*Required action*
Pictures in the records are to be omitted; everything else is copied exactly.

*Source material*
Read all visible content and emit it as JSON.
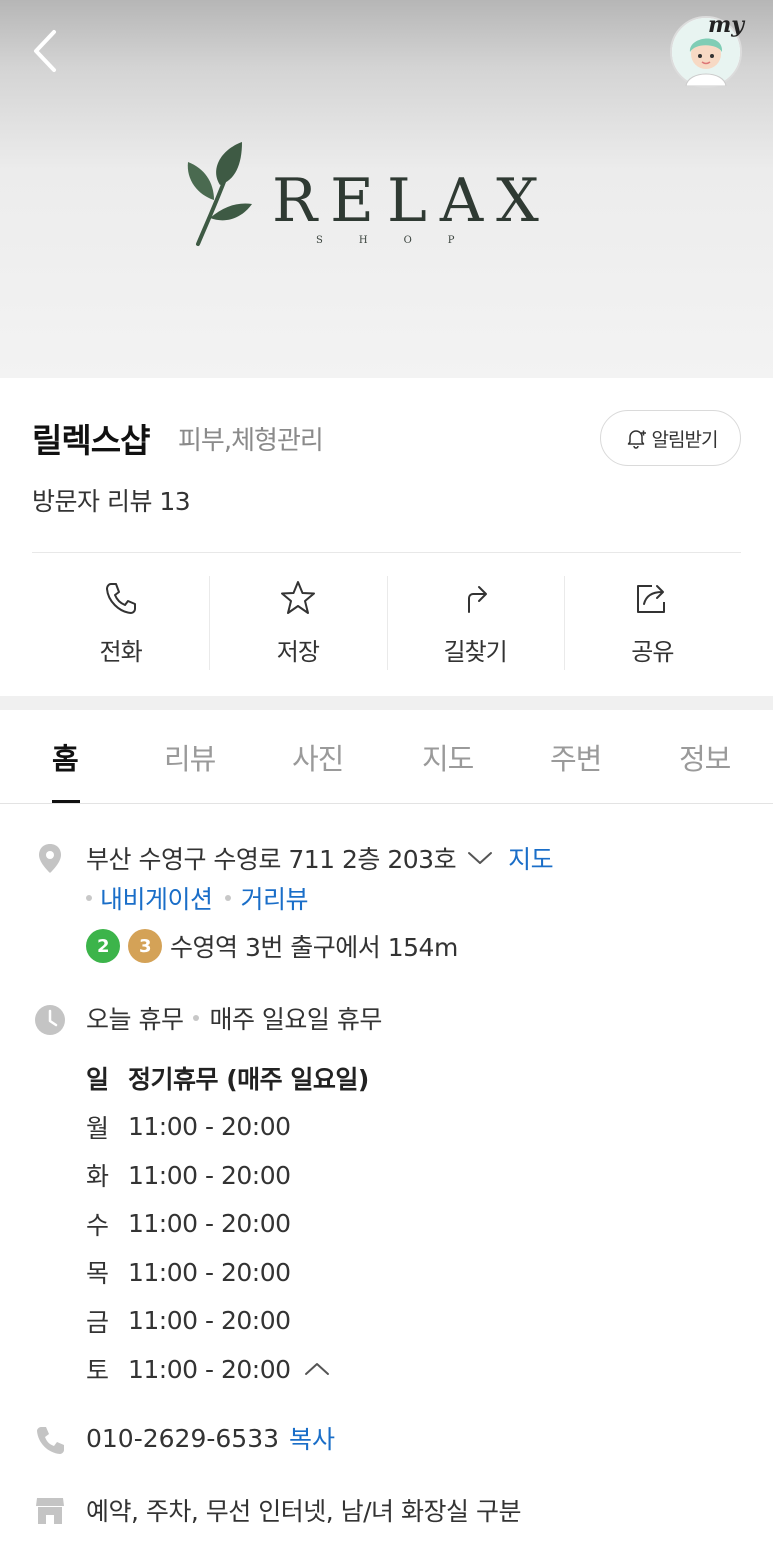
{
  "hero": {
    "logo_word": "RELAX",
    "logo_sub": "SHOP",
    "my_label": "my"
  },
  "info": {
    "name": "릴렉스샵",
    "category": "피부,체형관리",
    "alarm_label": "알림받기",
    "review": "방문자 리뷰 13",
    "actions": [
      {
        "icon": "phone-icon",
        "label": "전화"
      },
      {
        "icon": "star-icon",
        "label": "저장"
      },
      {
        "icon": "directions-icon",
        "label": "길찾기"
      },
      {
        "icon": "share-icon",
        "label": "공유"
      }
    ]
  },
  "tabs": [
    "홈",
    "리뷰",
    "사진",
    "지도",
    "주변",
    "정보"
  ],
  "active_tab": "홈",
  "address": {
    "text": "부산 수영구 수영로 711 2층 203호",
    "map_link": "지도",
    "nav_link": "내비게이션",
    "street_link": "거리뷰"
  },
  "subway": {
    "lines": [
      {
        "num": "2",
        "color": "#3cb44a"
      },
      {
        "num": "3",
        "color": "#d4a257"
      }
    ],
    "text": "수영역 3번 출구에서 154m"
  },
  "hours": {
    "status": "오늘 휴무",
    "note": "매주 일요일 휴무",
    "rows": [
      {
        "day": "일",
        "time": "정기휴무 (매주 일요일)"
      },
      {
        "day": "월",
        "time": "11:00 - 20:00"
      },
      {
        "day": "화",
        "time": "11:00 - 20:00"
      },
      {
        "day": "수",
        "time": "11:00 - 20:00"
      },
      {
        "day": "목",
        "time": "11:00 - 20:00"
      },
      {
        "day": "금",
        "time": "11:00 - 20:00"
      },
      {
        "day": "토",
        "time": "11:00 - 20:00"
      }
    ]
  },
  "phone": {
    "number": "010-2629-6533",
    "copy_label": "복사"
  },
  "amenities": "예약, 주차, 무선 인터넷, 남/녀 화장실 구분",
  "colors": {
    "link_blue": "#1a6ec8",
    "icon_gray": "#c4c4c4"
  }
}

*Reply*
Read all visible content and emit it as JSON.
{
  "hero": {
    "logo_word": "RELAX",
    "logo_sub": "SHOP",
    "my_label": "my"
  },
  "info": {
    "name": "릴렉스샵",
    "category": "피부,체형관리",
    "alarm_label": "알림받기",
    "review": "방문자 리뷰 13",
    "actions": [
      {
        "icon": "phone-icon",
        "label": "전화"
      },
      {
        "icon": "star-icon",
        "label": "저장"
      },
      {
        "icon": "directions-icon",
        "label": "길찾기"
      },
      {
        "icon": "share-icon",
        "label": "공유"
      }
    ]
  },
  "tabs": [
    "홈",
    "리뷰",
    "사진",
    "지도",
    "주변",
    "정보"
  ],
  "active_tab": "홈",
  "address": {
    "text": "부산 수영구 수영로 711 2층 203호",
    "map_link": "지도",
    "nav_link": "내비게이션",
    "street_link": "거리뷰"
  },
  "subway": {
    "lines": [
      {
        "num": "2",
        "color": "#3cb44a"
      },
      {
        "num": "3",
        "color": "#d4a257"
      }
    ],
    "text": "수영역 3번 출구에서 154m"
  },
  "hours": {
    "status": "오늘 휴무",
    "note": "매주 일요일 휴무",
    "rows": [
      {
        "day": "일",
        "time": "정기휴무 (매주 일요일)"
      },
      {
        "day": "월",
        "time": "11:00 - 20:00"
      },
      {
        "day": "화",
        "time": "11:00 - 20:00"
      },
      {
        "day": "수",
        "time": "11:00 - 20:00"
      },
      {
        "day": "목",
        "time": "11:00 - 20:00"
      },
      {
        "day": "금",
        "time": "11:00 - 20:00"
      },
      {
        "day": "토",
        "time": "11:00 - 20:00"
      }
    ]
  },
  "phone": {
    "number": "010-2629-6533",
    "copy_label": "복사"
  },
  "amenities": "예약, 주차, 무선 인터넷, 남/녀 화장실 구분",
  "colors": {
    "link_blue": "#1a6ec8",
    "icon_gray": "#c4c4c4"
  }
}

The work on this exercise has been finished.